We’re living through history right now. We’re currently in month 121 of the longest growth cycle the U.S. economy has ever seen. The economy boom has seen home prices and wages grow, although not necessarily as fast as we might want them to.
But unless you’re a total nerd like me, it’s hard to appreciate what the longest expansion in history really means.
CoreLogic is a huge real estate and finance data firm that’s tracking the expansion closely, and they just released a huge report on the last decade of housing and economic growth.
Here are the key stats that will put the last 10 years into perspective.
The nightmare days of the housing crash are over for most people
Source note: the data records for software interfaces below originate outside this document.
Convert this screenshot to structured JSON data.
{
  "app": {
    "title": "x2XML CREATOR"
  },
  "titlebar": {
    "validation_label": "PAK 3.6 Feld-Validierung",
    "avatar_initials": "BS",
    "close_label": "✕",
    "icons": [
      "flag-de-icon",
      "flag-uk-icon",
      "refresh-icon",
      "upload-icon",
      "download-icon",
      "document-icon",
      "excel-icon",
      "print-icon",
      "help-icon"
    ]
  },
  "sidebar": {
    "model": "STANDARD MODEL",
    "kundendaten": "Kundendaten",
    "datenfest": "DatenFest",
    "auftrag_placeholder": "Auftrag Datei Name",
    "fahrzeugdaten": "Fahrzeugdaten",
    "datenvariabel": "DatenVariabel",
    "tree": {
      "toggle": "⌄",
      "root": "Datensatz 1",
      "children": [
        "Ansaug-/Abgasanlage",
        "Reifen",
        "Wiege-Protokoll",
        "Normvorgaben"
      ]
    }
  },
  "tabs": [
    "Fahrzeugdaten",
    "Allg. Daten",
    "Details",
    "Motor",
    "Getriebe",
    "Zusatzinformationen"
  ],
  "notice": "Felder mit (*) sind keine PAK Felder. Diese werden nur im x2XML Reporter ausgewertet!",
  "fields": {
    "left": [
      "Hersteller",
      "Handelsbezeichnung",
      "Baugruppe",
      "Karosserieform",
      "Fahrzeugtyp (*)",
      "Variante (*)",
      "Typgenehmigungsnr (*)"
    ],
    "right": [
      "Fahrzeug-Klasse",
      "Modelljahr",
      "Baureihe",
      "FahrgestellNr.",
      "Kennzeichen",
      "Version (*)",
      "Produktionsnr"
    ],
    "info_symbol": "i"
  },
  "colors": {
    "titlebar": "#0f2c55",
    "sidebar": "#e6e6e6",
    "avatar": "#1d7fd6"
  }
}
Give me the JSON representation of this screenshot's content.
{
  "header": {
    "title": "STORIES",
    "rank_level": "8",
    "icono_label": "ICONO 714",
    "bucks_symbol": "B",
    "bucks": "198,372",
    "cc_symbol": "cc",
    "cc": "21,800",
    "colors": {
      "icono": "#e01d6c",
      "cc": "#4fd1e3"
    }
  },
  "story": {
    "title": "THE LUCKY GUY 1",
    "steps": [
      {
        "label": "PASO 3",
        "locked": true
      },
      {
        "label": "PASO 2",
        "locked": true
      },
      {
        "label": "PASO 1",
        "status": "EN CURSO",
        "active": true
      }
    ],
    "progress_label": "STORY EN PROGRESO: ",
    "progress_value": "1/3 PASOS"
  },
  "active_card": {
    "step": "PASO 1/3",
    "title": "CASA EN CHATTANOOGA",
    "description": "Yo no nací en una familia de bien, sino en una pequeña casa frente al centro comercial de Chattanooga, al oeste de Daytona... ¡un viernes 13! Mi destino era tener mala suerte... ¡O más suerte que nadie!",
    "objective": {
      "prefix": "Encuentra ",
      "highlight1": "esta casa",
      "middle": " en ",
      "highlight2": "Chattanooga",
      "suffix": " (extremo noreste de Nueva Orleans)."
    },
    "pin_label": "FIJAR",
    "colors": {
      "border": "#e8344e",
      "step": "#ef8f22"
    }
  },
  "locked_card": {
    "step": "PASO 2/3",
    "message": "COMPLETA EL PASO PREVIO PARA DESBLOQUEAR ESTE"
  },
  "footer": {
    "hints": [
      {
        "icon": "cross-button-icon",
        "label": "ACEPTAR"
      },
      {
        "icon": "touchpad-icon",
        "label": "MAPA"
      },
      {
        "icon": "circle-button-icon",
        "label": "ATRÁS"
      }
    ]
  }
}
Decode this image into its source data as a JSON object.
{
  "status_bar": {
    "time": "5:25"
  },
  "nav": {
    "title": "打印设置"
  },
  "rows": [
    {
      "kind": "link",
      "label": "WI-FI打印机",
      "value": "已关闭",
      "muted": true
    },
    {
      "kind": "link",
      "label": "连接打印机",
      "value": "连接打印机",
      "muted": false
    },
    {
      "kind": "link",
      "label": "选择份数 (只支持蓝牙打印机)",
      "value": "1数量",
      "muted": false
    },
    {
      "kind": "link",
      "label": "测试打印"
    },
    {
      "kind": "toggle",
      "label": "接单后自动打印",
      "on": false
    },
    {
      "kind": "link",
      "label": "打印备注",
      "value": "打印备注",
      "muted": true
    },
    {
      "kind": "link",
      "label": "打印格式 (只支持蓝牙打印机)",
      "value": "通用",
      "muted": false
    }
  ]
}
In the depths of the last recession (Q1 2010), 25.9% of homeowners owed more money on their home than it was worth. That’s called being “underwater” on your mortgage. In Q1 2019, only 4.1% of homeowners were underwater.
In fact, homeowners now own more of their homes than ever before. Home equity is at $15.8 trillion now, and homeowners only had a collective $6.1 trillion in Q1 2009.
The average equity per borrower rose from approximately $75,000 in Q1 2010 to $171,000 in Q1 2019.
Home values are through the roof
I hope this good news is enough to excuse that pun. Home values have risen 50% from June 2009 to May 2019.
Hopefully many veteran homeowners who cursed their home during the recession are happy with their investment now.
We’ve had the longest run of interest rates below 5% in 60 years
Low interest rates have offset rising home values, so both home buyers and sellers can rejoice.
Interest rates are so low that homebuyers could potentially have the most buying power they’ve had in 20 years if they go any lower.
The 2010s were a decade of renters, but home ownership is finally coming back around
In the depths of the recession between 2009 and 2012, the U.S. added 12.9 million renter households and lost 2.7 million homeowner households. Hard times kept a lot of people out of the housing market, and that effect has lingered for a while.
However, the economy boom is turning the trend back to home ownership. In the first quarter of 2019, 1.1 million new homeowners entered the market. The number of renters increased by only 458,000, following a decrease of 167,000 in the last quarter of 2018.
Home flipping is bigger than ever
In Q1 2006, at the peak of the housing market right before the crash, 11.3% of homes on the market were being flipped. That means investors bought them up below market value, fixed them up, and sold them for a profit.
As of Q4 2018, 11.4% of homes for sale are being flipped.
That’s not necessarily cause for concern though. The profit each flip sale has made on average has stayed pretty stable at a little over $10,000 per sale. That means investors aren’t using home flips to speculate and inflate costs so much as generate consistent profits.